Mature medical students hit by student loan rules
Research shows mature students with life experience make the best doctors, yet new student loan rules are set to put medical studies out of their financial reach.
Medical students have been protesting against a policy that restricts student loan eligibility to seven years over a lifetime. The policy, introduced in 2011, means postgraduate students will not be able to continue accessing loans.
University of Otago researchers investigated the performance of students who entered medical school after they had already completed at least one degree and also had significant work experience.
The older students made up 5 per cent of those who studied medicine at the University of Otago, but turned out to be the kind of well-rounded doctors New Zealand needed the research showed.
New Zealand Medical Students' Association president Phillip Chao said the cap was discriminatory for all postgraduate students, especially mature students wanting to be doctors.
The Otago study found mature students were more likely to still be working in New Zealand 10 years after graduating. Up to 40 per cent of New Zealand-trained doctors were not registered with the New Zealand Medical Council 10 years after graduating, and were likely to be working overseas.
Researcher Professor Paul Glue said mature students "did incredibly well academically" and "added maturity and diversity to medical classes".
They were also more likely to go into general practice.
Dr Rita Banhalmi, originally from Hungary, moved to New Zealand to study at Otago. She completed a Bachelor of Arts and a Bachelor of Sciences before she was accepted into Dunedin School of Medicine 14 years ago.

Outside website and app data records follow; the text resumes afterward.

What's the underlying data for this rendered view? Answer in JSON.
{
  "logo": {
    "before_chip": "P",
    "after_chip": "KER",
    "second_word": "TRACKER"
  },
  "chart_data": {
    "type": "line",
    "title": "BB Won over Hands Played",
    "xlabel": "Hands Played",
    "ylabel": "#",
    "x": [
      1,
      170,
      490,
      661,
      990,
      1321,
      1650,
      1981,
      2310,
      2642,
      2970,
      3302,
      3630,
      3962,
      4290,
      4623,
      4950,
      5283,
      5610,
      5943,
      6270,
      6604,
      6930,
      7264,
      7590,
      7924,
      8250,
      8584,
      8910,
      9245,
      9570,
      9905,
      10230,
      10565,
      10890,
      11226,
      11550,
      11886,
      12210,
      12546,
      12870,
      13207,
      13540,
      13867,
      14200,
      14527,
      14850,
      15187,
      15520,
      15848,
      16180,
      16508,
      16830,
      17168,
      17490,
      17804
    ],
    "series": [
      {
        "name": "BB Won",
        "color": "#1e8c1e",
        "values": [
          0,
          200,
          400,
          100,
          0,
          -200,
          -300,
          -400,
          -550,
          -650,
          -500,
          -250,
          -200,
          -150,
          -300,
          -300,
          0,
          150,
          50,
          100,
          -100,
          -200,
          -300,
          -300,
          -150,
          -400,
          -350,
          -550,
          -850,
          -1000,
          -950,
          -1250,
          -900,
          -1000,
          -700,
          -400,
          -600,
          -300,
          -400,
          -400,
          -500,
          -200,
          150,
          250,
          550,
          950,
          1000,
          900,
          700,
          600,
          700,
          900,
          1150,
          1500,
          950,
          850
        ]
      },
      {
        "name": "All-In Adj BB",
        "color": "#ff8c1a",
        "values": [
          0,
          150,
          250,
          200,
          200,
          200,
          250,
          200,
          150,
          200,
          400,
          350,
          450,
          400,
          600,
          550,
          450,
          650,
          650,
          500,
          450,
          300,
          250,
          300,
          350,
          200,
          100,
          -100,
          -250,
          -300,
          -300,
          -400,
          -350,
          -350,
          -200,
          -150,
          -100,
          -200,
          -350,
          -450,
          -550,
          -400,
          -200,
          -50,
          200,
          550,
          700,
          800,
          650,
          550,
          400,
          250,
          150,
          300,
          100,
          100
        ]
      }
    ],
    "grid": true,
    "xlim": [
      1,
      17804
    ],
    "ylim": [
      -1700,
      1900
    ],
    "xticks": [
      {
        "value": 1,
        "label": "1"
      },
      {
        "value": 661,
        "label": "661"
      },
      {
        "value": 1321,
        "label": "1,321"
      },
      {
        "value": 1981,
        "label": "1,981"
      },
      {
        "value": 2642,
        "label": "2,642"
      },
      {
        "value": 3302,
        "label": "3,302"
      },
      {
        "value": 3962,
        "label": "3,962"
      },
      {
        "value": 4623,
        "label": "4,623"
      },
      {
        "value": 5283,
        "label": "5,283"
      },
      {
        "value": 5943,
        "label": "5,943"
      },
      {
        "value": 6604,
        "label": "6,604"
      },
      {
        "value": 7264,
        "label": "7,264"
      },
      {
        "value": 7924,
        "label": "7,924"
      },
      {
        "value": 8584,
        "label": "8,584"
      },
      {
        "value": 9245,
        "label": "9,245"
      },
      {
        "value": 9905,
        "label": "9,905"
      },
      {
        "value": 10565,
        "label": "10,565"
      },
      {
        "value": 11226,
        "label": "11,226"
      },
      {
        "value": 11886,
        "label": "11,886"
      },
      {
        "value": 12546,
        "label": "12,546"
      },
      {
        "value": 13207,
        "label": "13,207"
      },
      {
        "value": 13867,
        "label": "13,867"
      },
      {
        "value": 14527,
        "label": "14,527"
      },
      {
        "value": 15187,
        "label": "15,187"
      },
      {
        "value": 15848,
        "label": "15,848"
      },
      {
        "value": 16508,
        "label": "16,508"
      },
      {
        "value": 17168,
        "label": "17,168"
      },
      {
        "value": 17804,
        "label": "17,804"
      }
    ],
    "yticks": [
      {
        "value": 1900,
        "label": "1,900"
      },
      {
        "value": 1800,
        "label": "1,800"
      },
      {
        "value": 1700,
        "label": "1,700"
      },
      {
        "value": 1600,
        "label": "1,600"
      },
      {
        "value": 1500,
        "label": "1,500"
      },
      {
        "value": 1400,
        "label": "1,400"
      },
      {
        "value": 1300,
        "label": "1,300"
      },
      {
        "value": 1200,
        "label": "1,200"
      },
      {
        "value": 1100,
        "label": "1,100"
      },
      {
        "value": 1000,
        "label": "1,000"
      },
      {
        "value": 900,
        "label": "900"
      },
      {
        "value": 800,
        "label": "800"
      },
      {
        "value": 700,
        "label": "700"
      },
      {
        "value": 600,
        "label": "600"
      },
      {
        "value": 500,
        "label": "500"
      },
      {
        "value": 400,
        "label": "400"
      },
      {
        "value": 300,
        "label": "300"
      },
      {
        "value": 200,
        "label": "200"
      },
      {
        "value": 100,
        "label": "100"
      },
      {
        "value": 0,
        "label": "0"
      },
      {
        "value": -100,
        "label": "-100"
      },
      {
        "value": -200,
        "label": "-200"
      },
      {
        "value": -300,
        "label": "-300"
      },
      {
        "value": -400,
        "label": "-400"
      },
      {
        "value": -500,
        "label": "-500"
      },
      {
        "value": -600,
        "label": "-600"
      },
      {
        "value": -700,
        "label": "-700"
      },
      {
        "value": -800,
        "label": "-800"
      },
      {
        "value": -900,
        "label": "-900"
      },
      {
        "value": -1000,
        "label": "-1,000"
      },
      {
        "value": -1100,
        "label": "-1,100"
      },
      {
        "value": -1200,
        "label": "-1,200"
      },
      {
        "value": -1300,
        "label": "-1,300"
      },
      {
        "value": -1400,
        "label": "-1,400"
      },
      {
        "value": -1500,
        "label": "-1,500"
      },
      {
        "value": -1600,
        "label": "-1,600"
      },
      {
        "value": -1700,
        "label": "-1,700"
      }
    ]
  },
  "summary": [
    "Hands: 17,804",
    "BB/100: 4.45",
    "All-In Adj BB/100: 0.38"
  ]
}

"In the meantime, life happened," she said.
"I married, and had a child. I'd always wanted to study medicine, but I knew I wouldn't be able to fulfil the demands of a medical course while my son was young."
Banhalmi was 28 when she was ready to commit to studying medicine.
"It wasn't easy, but if you put your mind to it and if you're determined, then you'll be able to do it," she said.
Glue worried that people such as Banhalmi might be deterred from studying medicine because they would not have access to a student loan after their seventh year.
"I'm not a fan of the [loan] cap," he said.
"If it could be waived in certain conditions, this would be one of those conditions. I would hate to think that really suitable people who tick all the boxes would be limited by lack of funding."
Executive chairman of Health Workforce New Zealand Professor Des Gorman said doctors' "generous remuneration" mitigated the seemingly unfair loan cap.
"One of the things I say to medical students is that for every one of them, there are 10 applicants," he said.
"Their course is a great privilege."
Education Minister Steven Joyce defended the loan cap.
He said students who did a three-year undergraduate degree and then a medical degree would have access to government funding until the end of the second-last year of study. For their final year, they were entitled to the medical trainee intern grant of $26,756.
However, researcher William Shelker said most students would save the grant and put it towards their overseas working experience.
Joyce said taxpayers provide a "very high level of subsidy to medical students".
The Otago study, which was published in the New Zealand Medical Journal last month, was part of an ongoing investigation into medical school admission criteria.
The research was funded by the Otago Medical Research Foundation, Friends of Otago Medical School, and Medicus.